I am a mother, daughter, woman, survivor, and therapist. I began this journey of mental health in my teen years. After two failed attempts at suicide and then a final one that was almost fatal and landed me in inpatient for seven days I knew something had to change for me in order to thrive and have a successful life. The journey was hard and painful at times. I had no experience with therapy other than one woman my mother had taken me to as a younger teen and then told later I could not go back and just needed to go and confess all my sins with a minister so that not only would my soul be saved but all my problems relieved.

That ultimately did not help but only lead to much more damage and shame and hence the suicide attempts. I had been put on medication for the mood swings, but not educated about why or how I may respond to the medications, but that they would help with my depression. I took them and went off to college as any “good girl” does and with my heart full of hopes and dreams.

In my sophomore year, I fell in “love” with a boy and thought I have finally met the one. I had the feeling again I had only discovered once as a young adolescent with my highschool sweetheart but later was forced to dump him because he was a “bad boy” and smoked the “herb”. I was heartbroken, but again as the “good girl” that had been raised in a legalistic religious home I did what I was told was best and would save me from the fires of hell.

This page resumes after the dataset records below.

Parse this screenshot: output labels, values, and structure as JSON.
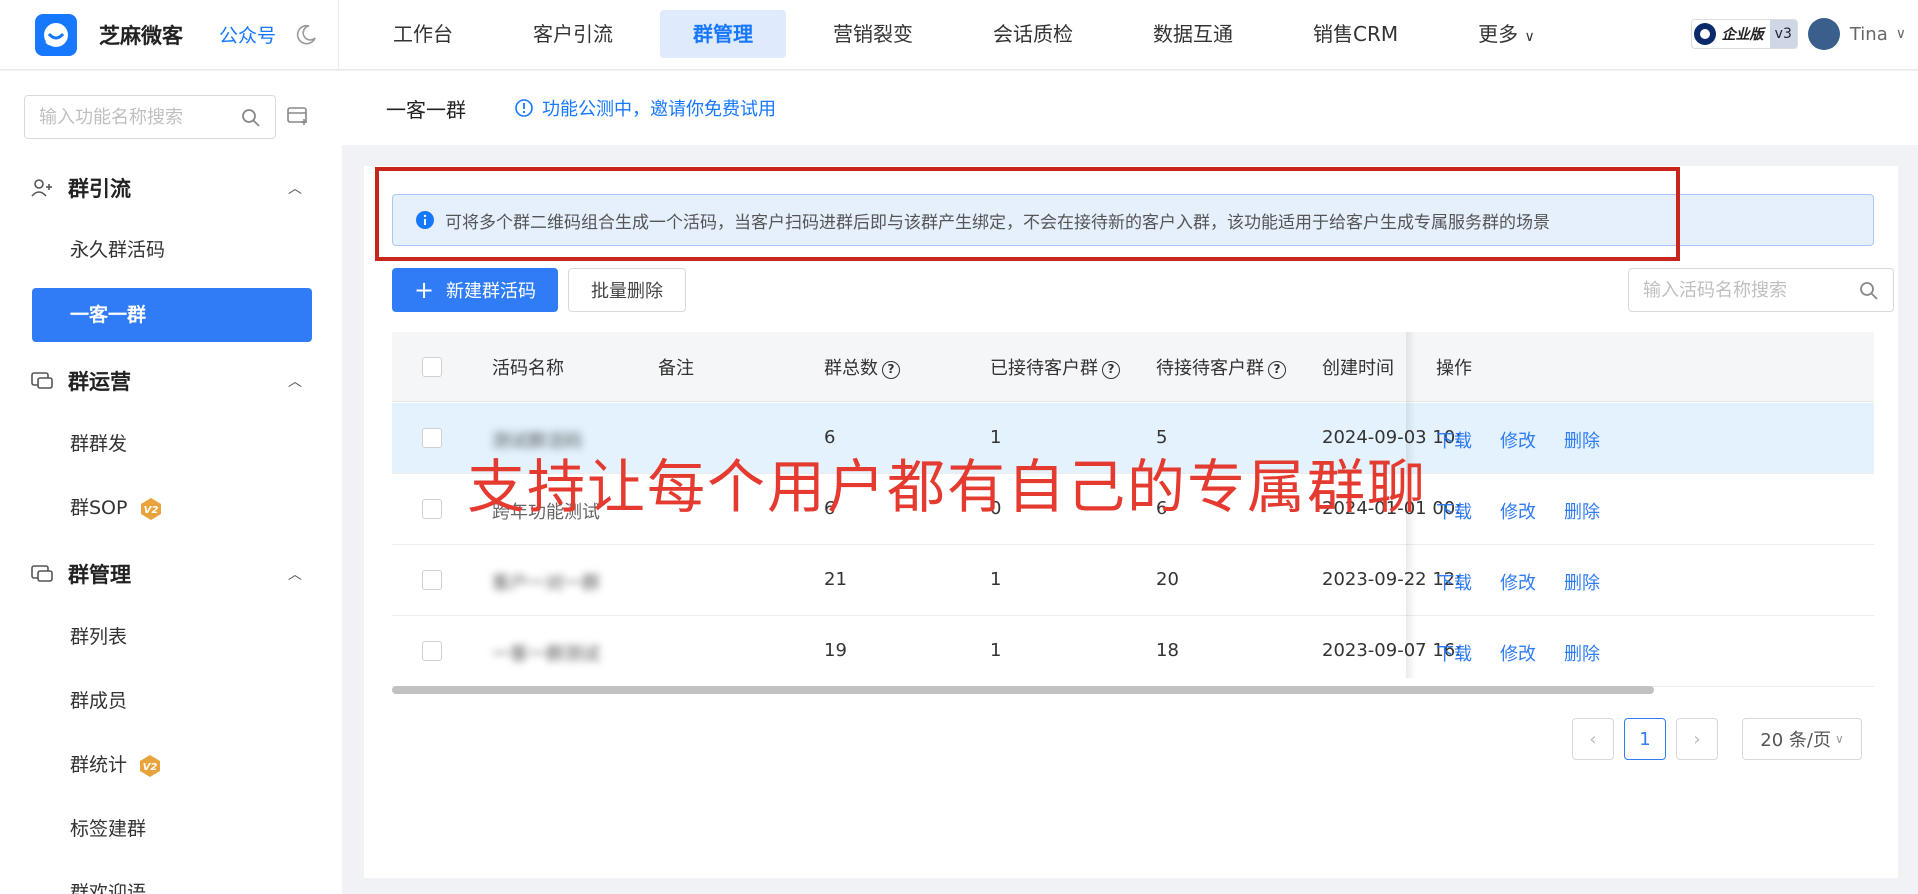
{
  "topbar": {
    "brand": "芝麻微客",
    "gzh": "公众号",
    "nav": [
      "工作台",
      "客户引流",
      "群管理",
      "营销裂变",
      "会话质检",
      "数据互通",
      "销售CRM",
      "更多"
    ],
    "active_nav": "群管理",
    "enterprise": "企业版",
    "version": "v3",
    "user": "Tina"
  },
  "sidebar": {
    "search_placeholder": "输入功能名称搜索",
    "groups": [
      {
        "title": "群引流",
        "items": [
          "永久群活码",
          "一客一群"
        ]
      },
      {
        "title": "群运营",
        "items": [
          "群群发",
          "群SOP"
        ]
      },
      {
        "title": "群管理",
        "items": [
          "群列表",
          "群成员",
          "群统计",
          "标签建群",
          "群欢迎语"
        ]
      }
    ],
    "active_item": "一客一群"
  },
  "page": {
    "title": "一客一群",
    "tip": "功能公测中，邀请你免费试用"
  },
  "alert": "可将多个群二维码组合生成一个活码，当客户扫码进群后即与该群产生绑定，不会在接待新的客户入群，该功能适用于给客户生成专属服务群的场景",
  "toolbar": {
    "new_label": "新建群活码",
    "batch_delete_label": "批量删除",
    "search_placeholder": "输入活码名称搜索"
  },
  "table": {
    "headers": [
      "活码名称",
      "备注",
      "群总数",
      "已接待客户群",
      "待接待客户群",
      "创建时间",
      "操作"
    ],
    "rows": [
      {
        "name": "测试群活码",
        "note": "",
        "total": "6",
        "received": "1",
        "pending": "5",
        "created": "2024-09-03 10:"
      },
      {
        "name": "跨年功能测试",
        "note": "",
        "total": "6",
        "received": "0",
        "pending": "6",
        "created": "2024-01-01 00:"
      },
      {
        "name": "客户一对一群",
        "note": "",
        "total": "21",
        "received": "1",
        "pending": "20",
        "created": "2023-09-22 12:"
      },
      {
        "name": "一客一群测试",
        "note": "",
        "total": "19",
        "received": "1",
        "pending": "18",
        "created": "2023-09-07 16:"
      }
    ],
    "actions": [
      "下载",
      "修改",
      "删除"
    ]
  },
  "pagination": {
    "current": "1",
    "page_size": "20 条/页"
  },
  "overlay": "支持让每个用户都有自己的专属群聊",
  "colors": {
    "primary": "#2f7cf6",
    "overlay_red": "#e53a2f",
    "highlight_box": "#c8251d"
  }
}
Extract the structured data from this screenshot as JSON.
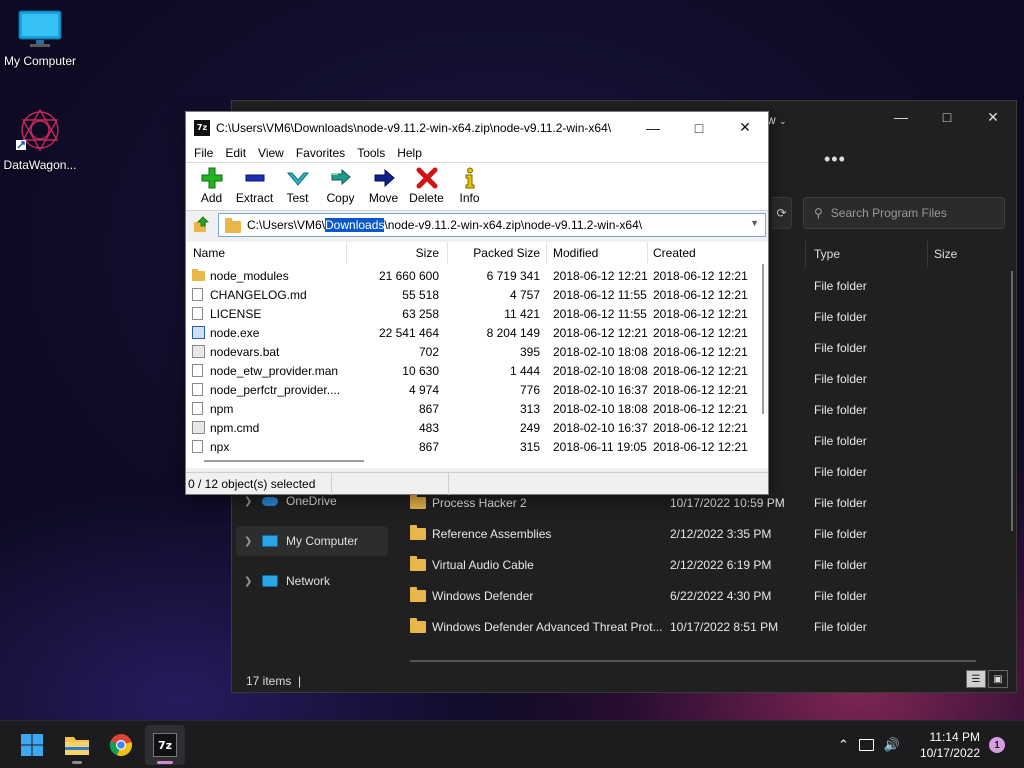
{
  "desktop": {
    "icons": [
      {
        "label": "My Computer"
      },
      {
        "label": "DataWagon..."
      }
    ]
  },
  "explorer": {
    "view_label": "w",
    "search_placeholder": "Search Program Files",
    "columns": {
      "type": "Type",
      "size": "Size"
    },
    "rows": [
      {
        "name": "",
        "date": "",
        "type": "File folder"
      },
      {
        "name": "",
        "date": "",
        "type": "File folder"
      },
      {
        "name": "",
        "date": "",
        "type": "File folder"
      },
      {
        "name": "",
        "date": "",
        "type": "File folder"
      },
      {
        "name": "",
        "date": "",
        "type": "File folder"
      },
      {
        "name": "",
        "date": "",
        "type": "File folder"
      },
      {
        "name": "",
        "date": "",
        "type": "File folder"
      },
      {
        "name": "Process Hacker 2",
        "date": "10/17/2022 10:59 PM",
        "type": "File folder"
      },
      {
        "name": "Reference Assemblies",
        "date": "2/12/2022 3:35 PM",
        "type": "File folder"
      },
      {
        "name": "Virtual Audio Cable",
        "date": "2/12/2022 6:19 PM",
        "type": "File folder"
      },
      {
        "name": "Windows Defender",
        "date": "6/22/2022 4:30 PM",
        "type": "File folder"
      },
      {
        "name": "Windows Defender Advanced Threat Prot...",
        "date": "10/17/2022 8:51 PM",
        "type": "File folder"
      }
    ],
    "nav": [
      {
        "label": "OneDrive"
      },
      {
        "label": "My Computer"
      },
      {
        "label": "Network"
      }
    ],
    "status": "17 items"
  },
  "zip": {
    "app_icon_text": "7z",
    "title": "C:\\Users\\VM6\\Downloads\\node-v9.11.2-win-x64.zip\\node-v9.11.2-win-x64\\",
    "menu": [
      "File",
      "Edit",
      "View",
      "Favorites",
      "Tools",
      "Help"
    ],
    "toolbar": [
      {
        "label": "Add",
        "icon": "plus-icon",
        "color": "#1aa31a"
      },
      {
        "label": "Extract",
        "icon": "minus-icon",
        "color": "#1b2db0"
      },
      {
        "label": "Test",
        "icon": "check-icon",
        "color": "#1fa3b3"
      },
      {
        "label": "Copy",
        "icon": "double-arrow-icon",
        "color": "#1f9c8a"
      },
      {
        "label": "Move",
        "icon": "arrow-right-icon",
        "color": "#0f1f8c"
      },
      {
        "label": "Delete",
        "icon": "x-icon",
        "color": "#d01414"
      },
      {
        "label": "Info",
        "icon": "info-icon",
        "color": "#d9b400"
      }
    ],
    "address": {
      "before": "C:\\Users\\VM6\\",
      "selected": "Downloads",
      "after": "\\node-v9.11.2-win-x64.zip\\node-v9.11.2-win-x64\\"
    },
    "columns": {
      "name": "Name",
      "size": "Size",
      "packed": "Packed Size",
      "modified": "Modified",
      "created": "Created"
    },
    "files": [
      {
        "name": "node_modules",
        "kind": "folder",
        "size": "21 660 600",
        "packed": "6 719 341",
        "modified": "2018-06-12 12:21",
        "created": "2018-06-12 12:21"
      },
      {
        "name": "CHANGELOG.md",
        "kind": "file",
        "size": "55 518",
        "packed": "4 757",
        "modified": "2018-06-12 11:55",
        "created": "2018-06-12 12:21"
      },
      {
        "name": "LICENSE",
        "kind": "file",
        "size": "63 258",
        "packed": "11 421",
        "modified": "2018-06-12 11:55",
        "created": "2018-06-12 12:21"
      },
      {
        "name": "node.exe",
        "kind": "exe",
        "size": "22 541 464",
        "packed": "8 204 149",
        "modified": "2018-06-12 12:21",
        "created": "2018-06-12 12:21"
      },
      {
        "name": "nodevars.bat",
        "kind": "bat",
        "size": "702",
        "packed": "395",
        "modified": "2018-02-10 18:08",
        "created": "2018-06-12 12:21"
      },
      {
        "name": "node_etw_provider.man",
        "kind": "file",
        "size": "10 630",
        "packed": "1 444",
        "modified": "2018-02-10 18:08",
        "created": "2018-06-12 12:21"
      },
      {
        "name": "node_perfctr_provider....",
        "kind": "file",
        "size": "4 974",
        "packed": "776",
        "modified": "2018-02-10 16:37",
        "created": "2018-06-12 12:21"
      },
      {
        "name": "npm",
        "kind": "file",
        "size": "867",
        "packed": "313",
        "modified": "2018-02-10 18:08",
        "created": "2018-06-12 12:21"
      },
      {
        "name": "npm.cmd",
        "kind": "bat",
        "size": "483",
        "packed": "249",
        "modified": "2018-02-10 16:37",
        "created": "2018-06-12 12:21"
      },
      {
        "name": "npx",
        "kind": "file",
        "size": "867",
        "packed": "315",
        "modified": "2018-06-11 19:05",
        "created": "2018-06-12 12:21"
      }
    ],
    "status": "0 / 12 object(s) selected"
  },
  "taskbar": {
    "apps": [
      {
        "name": "start",
        "icon": "windows-logo-icon"
      },
      {
        "name": "file-explorer",
        "icon": "folder-icon"
      },
      {
        "name": "chrome",
        "icon": "chrome-icon"
      },
      {
        "name": "7zip",
        "icon": "7zip-icon",
        "text": "7z"
      }
    ],
    "time": "11:14 PM",
    "date": "10/17/2022",
    "notifications": "1"
  }
}
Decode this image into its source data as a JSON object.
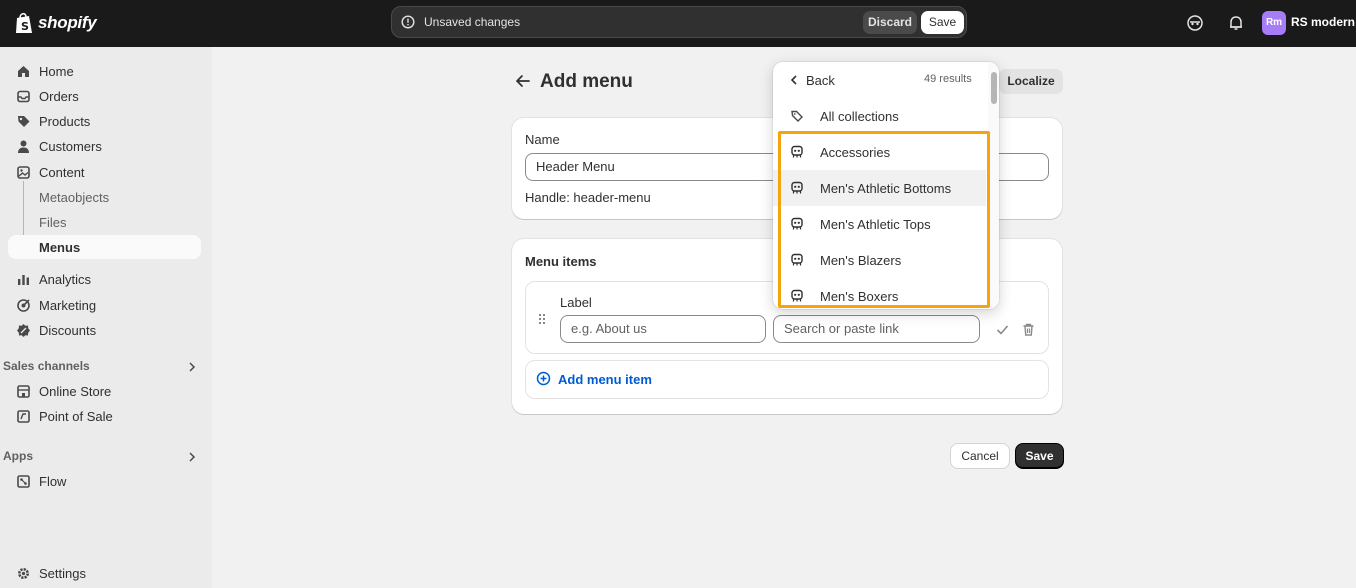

This boy I had fallen for in college was not only gifted my heart but also my virginity and with him leaving me two weeks after gloating about how that had been his plan the whole time, my mental health took a steep decline. I became severely depressed and spun deeper into shame since I had given him the one thing that I had been saving (growing up in the purity culture abstinence was the only way and sex was only to be enjoyed in the confines of marriage) for the man I thought I would marry and spend the rest of my life with. Hence an overdose and trip to the critical care unit the next morning after digesting over 500 pills of Ibprophen and consuming more alcohol than any young lady weighing barely 110 lbs soaking wet should consume. The doctors reported that it was a miracle that there was no liver damage because it should have crystalized and killed me.

Through the help of some experienced therapists, friends for support, and a good psychiatrist I was able to return to school and finish my degree in criminology and psychology. Even though upon graduating with all this knowledge and therapy I still had many unhealed parts that lead me into a very toxic relationship that I later married. He was diagnosed bipolar, with narcissistic personality disorder, used alcohol to cope, and refused to get any help for his mental health. But due to my history with my past, I was still determined to stay and make it work. I thought if I could somehow just love him enough one day he would stop using substances and become the man that I saw behind the pain and abuse that he had suffered at the hand of his father that was a preacher.

That of course did not happen and ended finally after a choice I made on a trip to Italy where I was training and teaching in the hair industry. I was not allowed by my husband to pursue my dreams of becoming a psychological profiler for the FBI but being a cosmetologist was something he approved. And even though he had emotionally, physically, and mentally abused me for 8 years, I was accused of being the “bigger sinner” so therefore he could divorce me with a clear conscience.

Now fast forward…..there is more to my journey but ultimately my decision to become a clinical mental health counselor and expressive arts therapist has roots in these lived experiences – my childhood, the family system I was raised in, generational trauma, and abusive romantic relationships throughout my life – the experiences often felt uncontrollable and overwhelming. I never felt like I was able to make sense of it until I discovered expressive arts therapy as an adult.

As a child and really as I moved into my teen years, I had tumultuous experiences with emotions, and it felt like there was no way for me to express them at times in a healthy productive way. I feared the feelings I had inside and lost sight of who I was for a time.  I could often feel the emotions of others around me, and I was very sensitive to what people said or did without understanding why.

When I discovered the power of expressive arts therapy, I felt relief inside me. For the first time, I felt like I had an outlet for the multitude of feelings I would never have been able to put into words. Through art, music, movement, writing, and drama, I was able to express myself, let go of the pain and trauma I had experienced, and gain a deeper understanding of myself and deeper healing.

From that point on, I began to explore expressive arts therapy and completed a master’s program in clinical mental health counseling and expressive arts. I knew this was a field I wanted to be a part of because it has the power to help others as it had helped me. I wanted to be able to share this wonderful form of therapy, support people to explore their emotions, and help them to reclaim their sense of identity and belonging.

Thus I am now an expressive arts therapist and licensed psychotherapist. It has been an incredible journey so far and I’m so grateful to be able to help others heal and grow through this powerful form of therapy.